  • You are not restricted from running the program in any way you want. You can install the program as many times as you like, on as many machines as you like, and you can share it with your friends if you like. We hardly need to tell you the benefits of that ;)


Hang on - if I can reinstall it as many times as I like, and if I can share it with my friends, and anyone can compile and run the code - how do FS projects make money?

Some choose not to - the developers take up day jobs and make FS in their free time, out of sheer passion for the work, and to give to the community.

Some charge money for the binaries (the 'installers') - the source code is free (which is the requirement to qualify as free software; installing from source code is a harder, fiddlier, and a bit of a hit-or-miss for average users like you and me, hence one could say we're charged for the convenience).

Some charge for support, as no software is ever perfect. For instance, Red Hat Inc., the company behind the phenomenally-popular Red Hat Enterprise Linux, makes millions out of support subscriptions.

Some charge for CDs/DVDs/USB-flash-drives containing said software. This might be priced to just make cost, or to make profit.

Some employ crowd-funding for addition of features.

Almost all are open to donations.
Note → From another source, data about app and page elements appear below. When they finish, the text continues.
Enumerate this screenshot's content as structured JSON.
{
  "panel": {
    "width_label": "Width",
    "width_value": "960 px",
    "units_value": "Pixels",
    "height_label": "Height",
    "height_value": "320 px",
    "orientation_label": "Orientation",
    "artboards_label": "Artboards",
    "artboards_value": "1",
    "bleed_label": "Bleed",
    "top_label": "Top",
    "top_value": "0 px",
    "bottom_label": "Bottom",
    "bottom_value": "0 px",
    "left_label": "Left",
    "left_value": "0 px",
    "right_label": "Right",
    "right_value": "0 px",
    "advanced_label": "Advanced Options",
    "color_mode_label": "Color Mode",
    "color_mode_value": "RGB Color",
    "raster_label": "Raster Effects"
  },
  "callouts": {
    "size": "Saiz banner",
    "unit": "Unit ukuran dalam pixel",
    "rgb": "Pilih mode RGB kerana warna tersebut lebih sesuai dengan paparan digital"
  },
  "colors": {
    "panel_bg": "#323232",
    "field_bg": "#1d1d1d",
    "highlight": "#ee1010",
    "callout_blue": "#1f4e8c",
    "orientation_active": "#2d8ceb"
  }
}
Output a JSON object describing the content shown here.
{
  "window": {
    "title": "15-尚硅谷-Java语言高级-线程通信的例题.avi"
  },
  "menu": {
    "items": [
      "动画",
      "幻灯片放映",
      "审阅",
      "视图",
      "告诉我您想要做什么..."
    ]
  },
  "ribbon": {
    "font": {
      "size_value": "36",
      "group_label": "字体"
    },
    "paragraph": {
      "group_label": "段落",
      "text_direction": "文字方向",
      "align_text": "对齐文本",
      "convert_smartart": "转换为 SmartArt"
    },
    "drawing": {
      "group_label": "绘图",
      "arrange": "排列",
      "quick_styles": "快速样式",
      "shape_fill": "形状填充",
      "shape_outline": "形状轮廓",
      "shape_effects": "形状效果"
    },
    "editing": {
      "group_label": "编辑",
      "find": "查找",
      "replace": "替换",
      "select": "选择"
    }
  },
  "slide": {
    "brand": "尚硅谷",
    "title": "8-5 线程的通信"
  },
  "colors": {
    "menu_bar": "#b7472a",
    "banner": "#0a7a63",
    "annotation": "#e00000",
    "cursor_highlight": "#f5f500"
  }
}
In fact, for the first type, this is the only way they make money (and, sadly, such a small percentage of the users donate that these projects rarely get enough to profit or to at all break-even).

Many such Free Software business models exist, and new ones keep evolving - two of the most recent being -

  • OpenAV Production's Sorcer plugin's system of finishing a program, setting a release deadline, and setting the deadline earlier by a month each time someone donates 10 USD
  • Aaron Wolf ('wolftune')'s innovative Snowdrift.coop ( http://snowdrift.coop/ ) platform for donations to FS.


If everyone's free to use the source as they like…don't companies steal from Free Sofware projects, then?

Fortunately, people know them all too well ;) Some people banded together to stand up for the promotion of FS and the rights of users and made a foundation - the Free Software Foundation.

(mention GPL, the most popular of all FS licenses, mention the Share-Alike clause)

You may read about them, their licenses and how they came to be evolved, their campaigns to promote free software and to respect user rights, privacy and dignity, and more about the concept of free software, here - http://www.fsf.org/

*Free as in free speech (freedom), not as in free beer (free of cost), although the two coincide a lot of the time - i.e. Free software is often, but not necessarily, free of cost as well.

* *This is GOOD, as long as the original creator is credited. And most if not all free software licenses have a minimum requirement of crediting the original author.

wiki/why_linux_for_audio.txt · Last modified: 2014/03/26 11:33 by digisus